### RECORD SET ###

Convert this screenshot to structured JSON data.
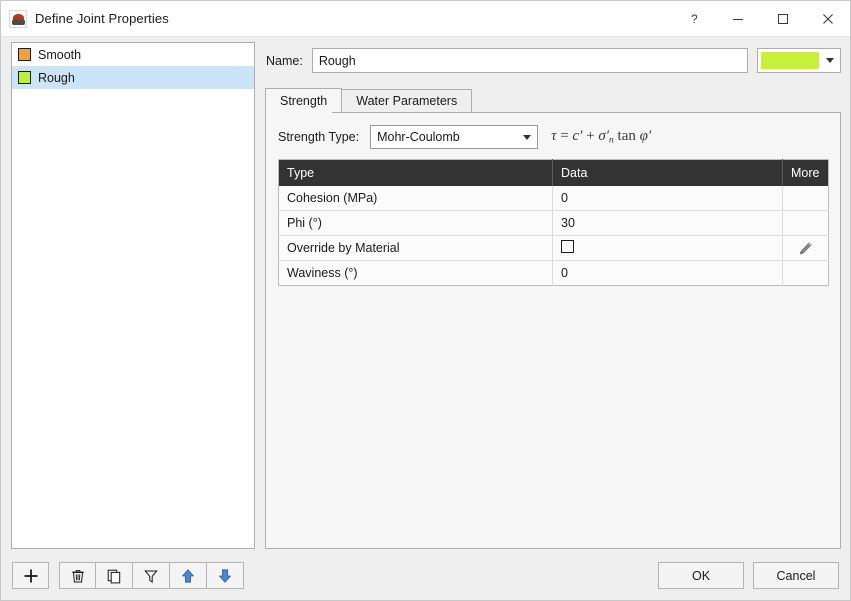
{
  "window": {
    "title": "Define Joint Properties",
    "icon": "app-icon",
    "controls": {
      "help": "?",
      "minimize": "—",
      "maximize": "□",
      "close": "✕"
    }
  },
  "list": {
    "items": [
      {
        "label": "Smooth",
        "color": "#F0A040",
        "selected": false
      },
      {
        "label": "Rough",
        "color": "#C0EE40",
        "selected": true
      }
    ]
  },
  "name_row": {
    "label": "Name:",
    "value": "Rough",
    "placeholder": "",
    "color_value": "#C6F03C"
  },
  "tabs": [
    {
      "label": "Strength",
      "active": true
    },
    {
      "label": "Water Parameters",
      "active": false
    }
  ],
  "strength": {
    "type_label": "Strength Type:",
    "type_value": "Mohr-Coulomb",
    "formula": {
      "tau": "τ",
      "equals": "=",
      "c_prime": "c′",
      "plus": "+",
      "sigma_prime": "σ′",
      "sigma_sub": "n",
      "tan": "tan",
      "phi_prime": "φ′"
    },
    "table": {
      "headers": [
        "Type",
        "Data",
        "More"
      ],
      "rows": [
        {
          "type": "Cohesion (MPa)",
          "data": "0",
          "more": ""
        },
        {
          "type": "Phi (°)",
          "data": "30",
          "more": ""
        },
        {
          "type": "Override by Material",
          "data": "",
          "more": "pencil-icon",
          "checkbox": false
        },
        {
          "type": "Waviness (°)",
          "data": "0",
          "more": ""
        }
      ]
    }
  },
  "toolbar": {
    "add": "add-icon",
    "delete": "trash-icon",
    "duplicate": "copy-icon",
    "filter": "funnel-icon",
    "move_up": "arrow-up-icon",
    "move_down": "arrow-down-icon"
  },
  "buttons": {
    "ok": "OK",
    "cancel": "Cancel"
  }
}
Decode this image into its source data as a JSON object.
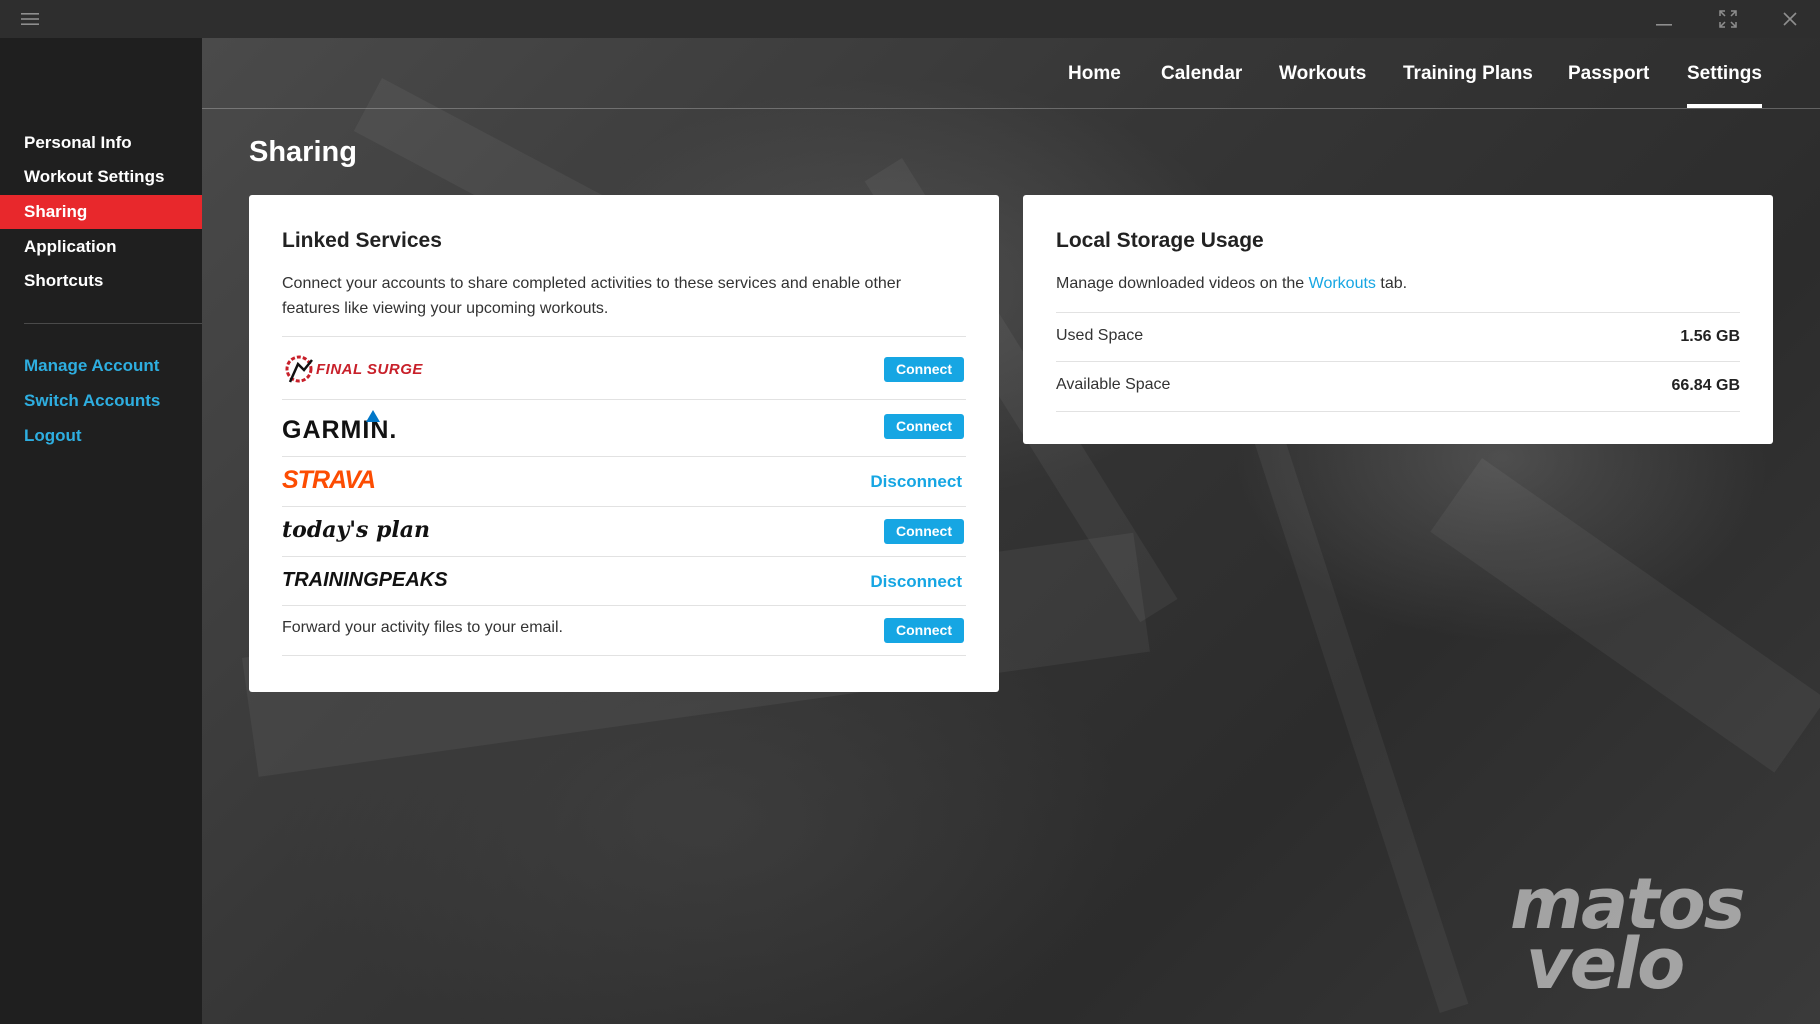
{
  "titlebar": {
    "menu_icon": "hamburger-menu-icon",
    "minimize_icon": "minimize-icon",
    "maximize_icon": "fullscreen-icon",
    "close_icon": "close-icon"
  },
  "sidebar": {
    "items": [
      {
        "label": "Personal Info"
      },
      {
        "label": "Workout Settings"
      },
      {
        "label": "Sharing",
        "active": true
      },
      {
        "label": "Application"
      },
      {
        "label": "Shortcuts"
      }
    ],
    "account_links": [
      {
        "label": "Manage Account"
      },
      {
        "label": "Switch Accounts"
      },
      {
        "label": "Logout"
      }
    ]
  },
  "nav": {
    "tabs": [
      {
        "label": "Home"
      },
      {
        "label": "Calendar"
      },
      {
        "label": "Workouts"
      },
      {
        "label": "Training Plans"
      },
      {
        "label": "Passport"
      },
      {
        "label": "Settings",
        "active": true
      }
    ]
  },
  "page": {
    "title": "Sharing"
  },
  "linked_services": {
    "title": "Linked Services",
    "description": "Connect your accounts to share completed activities to these services and enable other features like viewing your upcoming workouts.",
    "services": [
      {
        "name": "FINAL SURGE",
        "action": "Connect"
      },
      {
        "name": "GARMIN.",
        "action": "Connect"
      },
      {
        "name": "STRAVA",
        "action": "Disconnect"
      },
      {
        "name": "today's plan",
        "action": "Connect"
      },
      {
        "name": "TRAININGPEAKS",
        "action": "Disconnect"
      }
    ],
    "forward": {
      "text": "Forward your activity files to your email.",
      "action": "Connect"
    }
  },
  "storage": {
    "title": "Local Storage Usage",
    "desc_prefix": "Manage downloaded videos on the ",
    "desc_link": "Workouts",
    "desc_suffix": " tab.",
    "rows": [
      {
        "label": "Used Space",
        "value": "1.56 GB"
      },
      {
        "label": "Available Space",
        "value": "66.84 GB"
      }
    ]
  },
  "watermark": {
    "line1": "matos",
    "line2": "velo"
  },
  "colors": {
    "accent_red": "#e8282c",
    "link_blue": "#2eaee0",
    "button_blue": "#16a6e3",
    "strava_orange": "#fc4c02"
  }
}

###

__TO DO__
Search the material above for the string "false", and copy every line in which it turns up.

__ANSWER BELOW__
        "selected": false
      "active": false
          "checkbox": false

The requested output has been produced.